Chonlatarn started well in fairness to him and he made it clear that he came to fight as he came forward and tried to put Berchelt under pressure from the opening seconds. That pressure had some success late in the round, as he seemed to tag Berchelt clean, but was caught as the men exchanged punches just before the bell and seemed to struggle with the speed and movement of Berchelt which was allowing Berchelt to tag the Thai as he came in. The following round again saw Chonlatarn applying the pressure and like in the first round he struggled to corner the fleet footed Mexican who ended the round with several solid shots on the Thai.
The Thai tried to apply the pressure again in round 3 but by now the Mexican was totally at ease and and picked his spots to force Chonlatarn backwards with raids on the front foot as well as the smart boxing on the move. With about a minute of the round left Berchelt rocked Chonlatarn and a follow up saw the Thai being forced to take some incredibly hurtful shots as it looked like he as ready to go. To his credit Chonlatarn saw out the round but was left looking like a who was close to being finished.
That finish ultimately came in round 4 with Berchelt biding his time early in the round before exploding with spiteful shots, backing up Chonlatarn and then breaking Chonlatarn with power shots to head and body before a sweeping left hook dropped the Thai hard. Chonlatarn beat the count but was dropped again seconds later from a flurry punctuated with a nasty body shot, this time he stayed down, with an official time of 2:59 seconds of the round gone, though it did seem like a long round.

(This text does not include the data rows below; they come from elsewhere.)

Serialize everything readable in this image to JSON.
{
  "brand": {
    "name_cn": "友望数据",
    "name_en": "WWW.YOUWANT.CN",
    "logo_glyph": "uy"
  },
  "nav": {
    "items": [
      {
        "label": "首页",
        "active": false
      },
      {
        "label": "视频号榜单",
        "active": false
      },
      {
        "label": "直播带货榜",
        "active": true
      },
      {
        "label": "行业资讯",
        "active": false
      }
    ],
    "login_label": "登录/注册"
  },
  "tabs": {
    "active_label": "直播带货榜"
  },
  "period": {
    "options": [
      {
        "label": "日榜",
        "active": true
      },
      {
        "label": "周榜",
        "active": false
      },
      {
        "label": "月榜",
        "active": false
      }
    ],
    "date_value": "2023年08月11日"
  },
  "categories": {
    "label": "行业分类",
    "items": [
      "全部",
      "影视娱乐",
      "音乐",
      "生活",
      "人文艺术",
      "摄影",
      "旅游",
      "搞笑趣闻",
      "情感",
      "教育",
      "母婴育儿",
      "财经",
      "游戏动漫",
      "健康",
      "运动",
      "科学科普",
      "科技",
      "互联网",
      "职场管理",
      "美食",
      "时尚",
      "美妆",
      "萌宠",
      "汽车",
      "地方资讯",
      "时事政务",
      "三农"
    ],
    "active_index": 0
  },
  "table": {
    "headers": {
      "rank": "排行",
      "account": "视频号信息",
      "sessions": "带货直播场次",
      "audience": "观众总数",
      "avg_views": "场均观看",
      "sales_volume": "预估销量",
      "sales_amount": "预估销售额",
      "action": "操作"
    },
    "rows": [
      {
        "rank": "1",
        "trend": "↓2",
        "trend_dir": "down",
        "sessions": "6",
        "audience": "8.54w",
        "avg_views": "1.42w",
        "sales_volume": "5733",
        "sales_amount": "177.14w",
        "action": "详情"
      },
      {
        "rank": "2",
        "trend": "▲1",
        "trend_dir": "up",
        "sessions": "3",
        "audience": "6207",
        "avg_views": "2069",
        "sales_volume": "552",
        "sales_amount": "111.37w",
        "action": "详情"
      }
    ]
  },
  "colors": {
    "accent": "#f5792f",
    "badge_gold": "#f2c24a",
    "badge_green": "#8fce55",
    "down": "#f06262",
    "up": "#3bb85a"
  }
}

For the Thai the loss likely finishes his hopes of ever becoming a world champion whilst it sets up a potentially great fight between Berchelt and Vasyl Lomachenko, in what could potentially be a really good test for the highly skilled Ukrainian star.
World Title Results
Whether you like them or not World Titles add prestige to any bout as a result we've included the results of world title bouts in this special section.